▶ **ACTIVITY**
Retype every entry word for word.

▶ **INPUT DATA**
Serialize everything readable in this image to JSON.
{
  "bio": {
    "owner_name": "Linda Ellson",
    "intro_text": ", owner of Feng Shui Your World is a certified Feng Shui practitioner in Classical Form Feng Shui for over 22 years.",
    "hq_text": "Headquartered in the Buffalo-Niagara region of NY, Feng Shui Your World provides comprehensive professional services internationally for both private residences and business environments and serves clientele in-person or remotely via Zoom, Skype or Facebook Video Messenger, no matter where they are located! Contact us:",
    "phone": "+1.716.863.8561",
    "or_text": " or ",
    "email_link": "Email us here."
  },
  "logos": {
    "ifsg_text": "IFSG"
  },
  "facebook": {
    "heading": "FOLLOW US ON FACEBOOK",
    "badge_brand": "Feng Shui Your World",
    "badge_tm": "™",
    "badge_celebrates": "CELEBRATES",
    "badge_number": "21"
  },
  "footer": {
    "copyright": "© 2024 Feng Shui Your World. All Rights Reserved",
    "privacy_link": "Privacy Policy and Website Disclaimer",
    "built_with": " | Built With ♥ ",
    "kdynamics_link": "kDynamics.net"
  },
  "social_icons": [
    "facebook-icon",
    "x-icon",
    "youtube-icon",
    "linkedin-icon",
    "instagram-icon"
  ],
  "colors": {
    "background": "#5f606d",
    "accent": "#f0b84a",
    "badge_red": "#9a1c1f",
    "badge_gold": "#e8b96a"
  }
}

▶ **WRITTEN SOLUTION**
Serialize everything readable in this image to JSON.
{
  "bio": {
    "owner_name": "Linda Ellson",
    "intro_text": ", owner of Feng Shui Your World is a certified Feng Shui practitioner in Classical Form Feng Shui for over 22 years.",
    "hq_text": "Headquartered in the Buffalo-Niagara region of NY, Feng Shui Your World provides comprehensive professional services internationally for both private residences and business environments and serves clientele in-person or remotely via Zoom, Skype or Facebook Video Messenger, no matter where they are located! Contact us:",
    "phone": "+1.716.863.8561",
    "or_text": " or ",
    "email_link": "Email us here."
  },
  "logos": {
    "ifsg_text": "IFSG"
  },
  "facebook": {
    "heading": "FOLLOW US ON FACEBOOK",
    "badge_brand": "Feng Shui Your World",
    "badge_tm": "™",
    "badge_celebrates": "CELEBRATES",
    "badge_number": "21"
  },
  "footer": {
    "copyright": "© 2024 Feng Shui Your World. All Rights Reserved",
    "privacy_link": "Privacy Policy and Website Disclaimer",
    "built_with": " | Built With ♥ ",
    "kdynamics_link": "kDynamics.net"
  },
  "social_icons": [
    "facebook-icon",
    "x-icon",
    "youtube-icon",
    "linkedin-icon",
    "instagram-icon"
  ],
  "colors": {
    "background": "#5f606d",
    "accent": "#f0b84a",
    "badge_red": "#9a1c1f",
    "badge_gold": "#e8b96a"
  }
}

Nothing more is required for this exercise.